Mar 25, 2004 This is the first BMW to compete in the premium lower medium European car class defined by cars such as the Audi A3 and Alfa Romeo 147, although spiritually it follows the significantly smaller BMW 2002 Touring produced from 1968 to 1976.
Proportionally the car is clearly rear wheel drive, and this unique attribute in this class will be key to its appeal.The five door is on the hatchback side of being an estate and this careful balance enables it to compete with hatchbacks whilst retaining the appeal and status of the 'lifestyle estate'.
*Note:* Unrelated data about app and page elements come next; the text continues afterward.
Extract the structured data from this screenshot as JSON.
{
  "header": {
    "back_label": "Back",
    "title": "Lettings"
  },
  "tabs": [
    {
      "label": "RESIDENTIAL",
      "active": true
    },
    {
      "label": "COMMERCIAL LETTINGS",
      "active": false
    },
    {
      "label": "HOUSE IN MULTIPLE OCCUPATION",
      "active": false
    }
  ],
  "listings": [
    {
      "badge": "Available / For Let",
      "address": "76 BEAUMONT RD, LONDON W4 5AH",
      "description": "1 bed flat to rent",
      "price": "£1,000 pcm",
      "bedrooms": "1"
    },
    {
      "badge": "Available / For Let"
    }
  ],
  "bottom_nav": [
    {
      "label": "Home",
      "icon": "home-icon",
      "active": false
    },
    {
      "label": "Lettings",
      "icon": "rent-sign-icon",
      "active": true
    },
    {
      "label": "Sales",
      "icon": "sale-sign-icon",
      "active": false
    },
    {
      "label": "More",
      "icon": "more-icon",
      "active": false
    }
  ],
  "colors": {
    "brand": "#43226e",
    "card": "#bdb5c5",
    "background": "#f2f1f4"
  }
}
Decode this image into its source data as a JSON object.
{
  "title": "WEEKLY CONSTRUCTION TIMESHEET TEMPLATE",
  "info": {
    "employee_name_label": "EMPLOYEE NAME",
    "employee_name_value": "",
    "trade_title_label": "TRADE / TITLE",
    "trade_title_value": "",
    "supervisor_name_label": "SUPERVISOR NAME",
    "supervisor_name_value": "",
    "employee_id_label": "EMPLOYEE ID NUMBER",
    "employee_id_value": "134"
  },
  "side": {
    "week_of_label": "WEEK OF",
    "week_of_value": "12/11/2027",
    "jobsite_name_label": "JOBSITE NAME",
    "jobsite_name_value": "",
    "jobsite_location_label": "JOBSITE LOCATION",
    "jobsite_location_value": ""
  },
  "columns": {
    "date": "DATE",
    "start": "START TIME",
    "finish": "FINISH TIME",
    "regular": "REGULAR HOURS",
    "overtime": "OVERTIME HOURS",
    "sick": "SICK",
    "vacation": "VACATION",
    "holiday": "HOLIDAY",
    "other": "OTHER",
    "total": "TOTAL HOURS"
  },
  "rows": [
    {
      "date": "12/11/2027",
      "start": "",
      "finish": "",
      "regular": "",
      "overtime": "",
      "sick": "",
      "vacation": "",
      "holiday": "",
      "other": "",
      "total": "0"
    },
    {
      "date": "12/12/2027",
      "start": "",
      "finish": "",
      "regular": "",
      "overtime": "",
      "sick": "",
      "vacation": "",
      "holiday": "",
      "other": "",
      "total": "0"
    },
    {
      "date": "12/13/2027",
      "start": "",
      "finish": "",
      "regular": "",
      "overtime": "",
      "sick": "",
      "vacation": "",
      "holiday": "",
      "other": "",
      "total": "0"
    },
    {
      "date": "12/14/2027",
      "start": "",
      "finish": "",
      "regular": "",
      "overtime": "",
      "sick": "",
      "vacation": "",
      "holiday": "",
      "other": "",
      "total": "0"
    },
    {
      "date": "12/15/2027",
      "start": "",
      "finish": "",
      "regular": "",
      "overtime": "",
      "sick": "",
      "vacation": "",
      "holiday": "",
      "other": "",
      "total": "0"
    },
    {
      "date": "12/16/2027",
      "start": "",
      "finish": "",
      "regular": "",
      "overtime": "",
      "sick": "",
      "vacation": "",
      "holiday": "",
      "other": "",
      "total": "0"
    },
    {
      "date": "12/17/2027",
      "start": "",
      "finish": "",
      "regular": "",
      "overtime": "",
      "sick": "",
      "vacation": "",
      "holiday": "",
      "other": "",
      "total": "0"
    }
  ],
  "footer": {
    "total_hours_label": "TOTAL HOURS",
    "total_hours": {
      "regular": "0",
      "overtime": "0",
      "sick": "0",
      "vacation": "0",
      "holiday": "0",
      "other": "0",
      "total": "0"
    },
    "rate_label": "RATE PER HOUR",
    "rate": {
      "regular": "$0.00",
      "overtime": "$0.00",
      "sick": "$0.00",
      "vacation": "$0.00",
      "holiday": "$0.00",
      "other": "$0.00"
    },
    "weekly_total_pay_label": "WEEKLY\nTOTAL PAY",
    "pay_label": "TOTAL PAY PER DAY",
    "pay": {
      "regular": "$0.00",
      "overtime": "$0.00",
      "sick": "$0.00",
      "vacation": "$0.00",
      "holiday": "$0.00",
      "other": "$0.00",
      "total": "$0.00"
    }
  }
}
Classic BMW design cues such as the Hofmeister kink in the DLO and the kidney grille are evolved in a design that also features the flame surfacing now typical of smaller and more sporting orientated BMWs.
Unlike the 7, 6 and 5 Series cars, the 1 Series does not have indicator lamps shrouding the top of its headlamps, or a bonnet surface that extends over the top of them as previous BMW designs had, which is the reason the car has a slightly startled, wide-eyed appearance.
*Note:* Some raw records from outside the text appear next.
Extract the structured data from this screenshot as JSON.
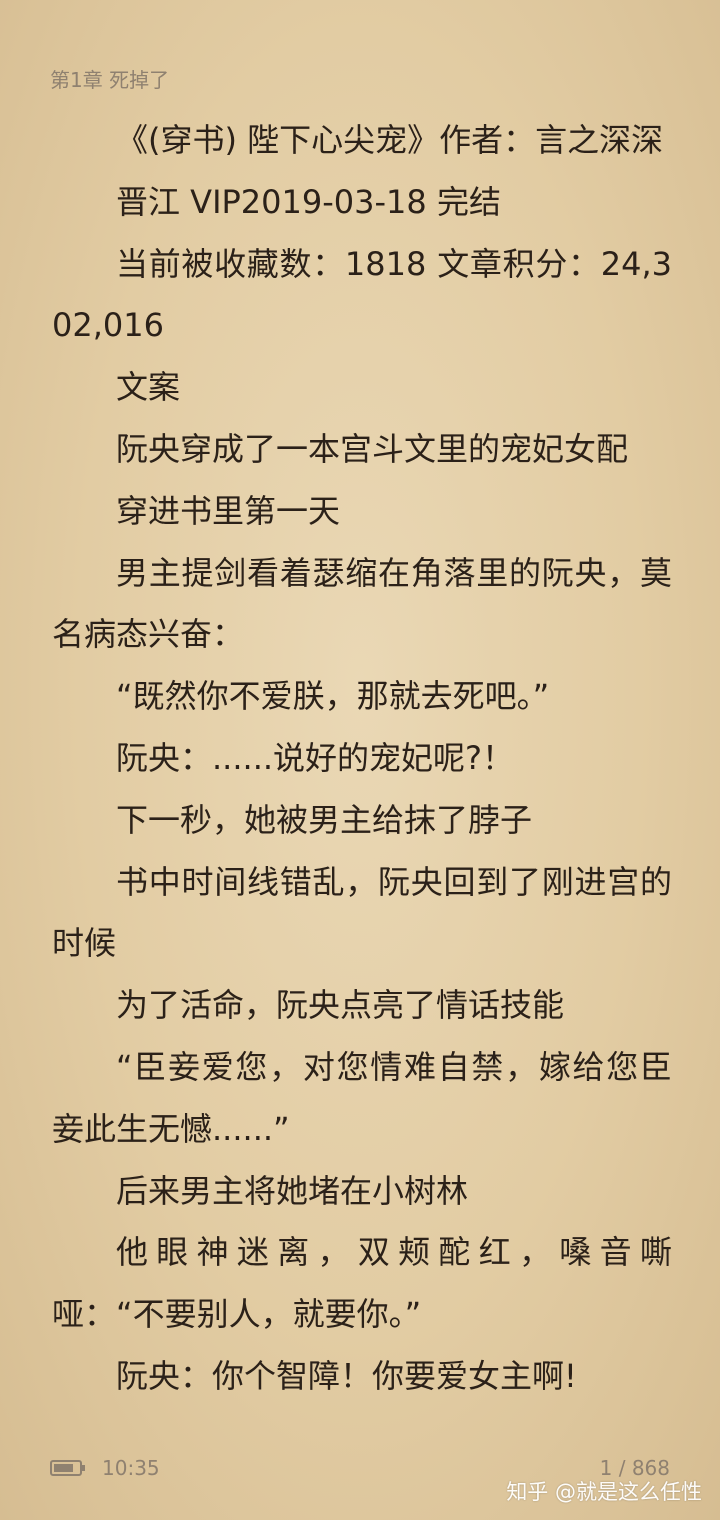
{
  "chapter_title": "第1章 死掉了",
  "paragraphs": [
    "《(穿书) 陛下心尖宠》作者：言之深深",
    "晋江 VIP2019-03-18 完结",
    "当前被收藏数：1818 文章积分：24,302,016",
    "文案",
    "阮央穿成了一本宫斗文里的宠妃女配",
    "穿进书里第一天",
    "男主提剑看着瑟缩在角落里的阮央，莫名病态兴奋：",
    "“既然你不爱朕，那就去死吧。”",
    "阮央：......说好的宠妃呢?！",
    "下一秒，她被男主给抹了脖子",
    "书中时间线错乱，阮央回到了刚进宫的时候",
    "为了活命，阮央点亮了情话技能",
    "“臣妾爱您，对您情难自禁，嫁给您臣妾此生无憾......”",
    "后来男主将她堵在小树林",
    "他眼神迷离，双颊酡红，嗓音嘶哑：“不要别人，就要你。”",
    "阮央：你个智障！你要爱女主啊!"
  ],
  "status_bar": {
    "battery_icon": "battery-icon",
    "battery_level": 0.8,
    "time": "10:35",
    "page": "1 / 868"
  },
  "watermark": "知乎 @就是这么任性",
  "colors": {
    "background": "#e2cca3",
    "text": "#2b2119",
    "muted": "#8f8170"
  }
}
Inside the car evolves design themes similar to the X3, but has a more playful design identity; witness the sweeping door grab handles, gear shift surround and passenger side IP split.
The 1 Series is uniquely rear wheel drive in this class and has an aluminium front axle and a battery mounted in the boot floor (run flat tyres so no spare wheel) to help provide the 50/50 weight distribution (for the lighter petrol engine variants) that BMW strives for in all of its cars.
At launch there will be two petrol and two diesel engines, all 1.6 or 2.0 litre four cylinder engines, with more to follow. The five door car will be joined by a three door and later a two door 2 Series coupe and cabrio.
With a length of 4230mm, width 1750mm and height 1430mm, it is marginally wider and taller than the current E46 3 series, but 248mm shorter (than the 5 door Touring). Interestingly it has exactly the same length as the old BMW 2002 sedan, although it is much wider and a little higher.
I-drive is an option on the car and all 1 Series have a starter button and high level of safety equipment.
BMW are to produce approximately 150,000 1 Series per year (now not to be sold in North America), less than half the number of the 3 series sold in Europe and a little more than Audi typically sells of the A3 in Europe.
On the roads in Autumn, its unique rear wheel drive package, brand appeal, classical lifestyle-estate proportion and modern form language will combine with what shall likely be exemplary performance characteristics to ensure that this is a very successful product. BMW will be watching carefully to see that the 3 Series doesnt become a victim of its new small brothers success
Geneva Motor Show 2002 Highlights: BMW CS1